(EXERCISE AIM): In the listing, determine how many lines contain "icon". The reply is that number alone.

(PROVIDED DATA):
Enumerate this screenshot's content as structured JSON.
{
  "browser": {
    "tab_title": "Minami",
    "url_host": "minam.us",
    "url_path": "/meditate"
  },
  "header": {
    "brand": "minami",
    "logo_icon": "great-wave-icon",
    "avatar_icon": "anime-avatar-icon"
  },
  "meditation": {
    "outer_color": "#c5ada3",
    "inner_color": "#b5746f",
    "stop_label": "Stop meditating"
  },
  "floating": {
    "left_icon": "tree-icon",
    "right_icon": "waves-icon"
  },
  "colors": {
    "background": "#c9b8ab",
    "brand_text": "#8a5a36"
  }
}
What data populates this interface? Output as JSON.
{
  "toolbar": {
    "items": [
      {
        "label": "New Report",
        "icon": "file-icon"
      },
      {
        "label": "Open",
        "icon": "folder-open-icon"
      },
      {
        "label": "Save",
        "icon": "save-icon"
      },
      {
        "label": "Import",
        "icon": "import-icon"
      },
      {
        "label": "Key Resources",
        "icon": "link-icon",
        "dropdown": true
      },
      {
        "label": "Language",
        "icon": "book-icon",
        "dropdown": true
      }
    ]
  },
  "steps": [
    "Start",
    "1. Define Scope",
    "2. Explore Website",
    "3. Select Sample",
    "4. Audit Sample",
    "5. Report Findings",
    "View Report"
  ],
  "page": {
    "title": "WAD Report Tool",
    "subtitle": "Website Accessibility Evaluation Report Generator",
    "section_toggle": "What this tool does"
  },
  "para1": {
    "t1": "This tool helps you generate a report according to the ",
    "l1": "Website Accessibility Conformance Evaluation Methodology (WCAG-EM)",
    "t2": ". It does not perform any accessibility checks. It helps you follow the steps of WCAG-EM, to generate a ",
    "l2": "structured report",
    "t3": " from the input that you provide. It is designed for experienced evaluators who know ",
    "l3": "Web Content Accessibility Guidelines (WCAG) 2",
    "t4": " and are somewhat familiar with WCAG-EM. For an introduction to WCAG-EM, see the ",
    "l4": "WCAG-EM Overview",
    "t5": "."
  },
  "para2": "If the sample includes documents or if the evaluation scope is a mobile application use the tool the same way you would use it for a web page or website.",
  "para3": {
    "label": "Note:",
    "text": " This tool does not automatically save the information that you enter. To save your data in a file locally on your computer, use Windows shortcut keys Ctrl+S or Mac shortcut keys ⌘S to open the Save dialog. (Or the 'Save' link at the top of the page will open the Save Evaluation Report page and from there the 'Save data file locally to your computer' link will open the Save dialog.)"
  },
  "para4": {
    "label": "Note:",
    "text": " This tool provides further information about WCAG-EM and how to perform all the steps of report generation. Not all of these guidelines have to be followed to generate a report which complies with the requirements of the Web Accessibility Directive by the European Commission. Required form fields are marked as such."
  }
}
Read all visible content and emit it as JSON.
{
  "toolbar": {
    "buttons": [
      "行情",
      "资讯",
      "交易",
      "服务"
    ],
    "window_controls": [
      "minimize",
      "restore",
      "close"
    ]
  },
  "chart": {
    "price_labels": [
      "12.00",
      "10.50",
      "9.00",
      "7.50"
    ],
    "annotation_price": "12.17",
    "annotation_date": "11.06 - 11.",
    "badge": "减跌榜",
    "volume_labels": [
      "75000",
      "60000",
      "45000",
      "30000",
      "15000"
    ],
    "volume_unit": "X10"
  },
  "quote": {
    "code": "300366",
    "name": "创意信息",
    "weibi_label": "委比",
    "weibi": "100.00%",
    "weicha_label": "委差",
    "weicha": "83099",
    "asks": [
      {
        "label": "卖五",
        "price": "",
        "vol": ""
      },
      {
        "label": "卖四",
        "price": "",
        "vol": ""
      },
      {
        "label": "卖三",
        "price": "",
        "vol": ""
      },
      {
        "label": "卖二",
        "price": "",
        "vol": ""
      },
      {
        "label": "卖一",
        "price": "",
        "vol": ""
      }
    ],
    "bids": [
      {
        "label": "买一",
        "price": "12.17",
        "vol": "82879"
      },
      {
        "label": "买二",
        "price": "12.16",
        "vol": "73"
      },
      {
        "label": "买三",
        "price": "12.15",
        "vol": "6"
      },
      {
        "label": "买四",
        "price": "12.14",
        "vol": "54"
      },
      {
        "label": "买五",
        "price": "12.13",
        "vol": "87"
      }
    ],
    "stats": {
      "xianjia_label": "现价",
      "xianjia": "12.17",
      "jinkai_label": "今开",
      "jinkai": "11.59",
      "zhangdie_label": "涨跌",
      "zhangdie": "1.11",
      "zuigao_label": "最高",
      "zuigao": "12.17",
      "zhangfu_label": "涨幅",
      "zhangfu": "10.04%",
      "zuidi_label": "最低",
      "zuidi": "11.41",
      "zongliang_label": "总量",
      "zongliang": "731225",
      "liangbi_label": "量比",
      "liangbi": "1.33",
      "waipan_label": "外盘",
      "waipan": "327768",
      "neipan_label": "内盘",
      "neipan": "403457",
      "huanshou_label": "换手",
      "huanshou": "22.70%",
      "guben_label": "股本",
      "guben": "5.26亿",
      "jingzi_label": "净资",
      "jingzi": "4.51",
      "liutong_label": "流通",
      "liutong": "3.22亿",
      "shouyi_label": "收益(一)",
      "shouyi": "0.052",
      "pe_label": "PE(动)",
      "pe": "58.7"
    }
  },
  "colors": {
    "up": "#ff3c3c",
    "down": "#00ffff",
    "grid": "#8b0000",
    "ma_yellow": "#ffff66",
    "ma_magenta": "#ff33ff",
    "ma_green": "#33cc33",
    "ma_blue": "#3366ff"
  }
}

(OUTPUT FOR THIS TASK): 10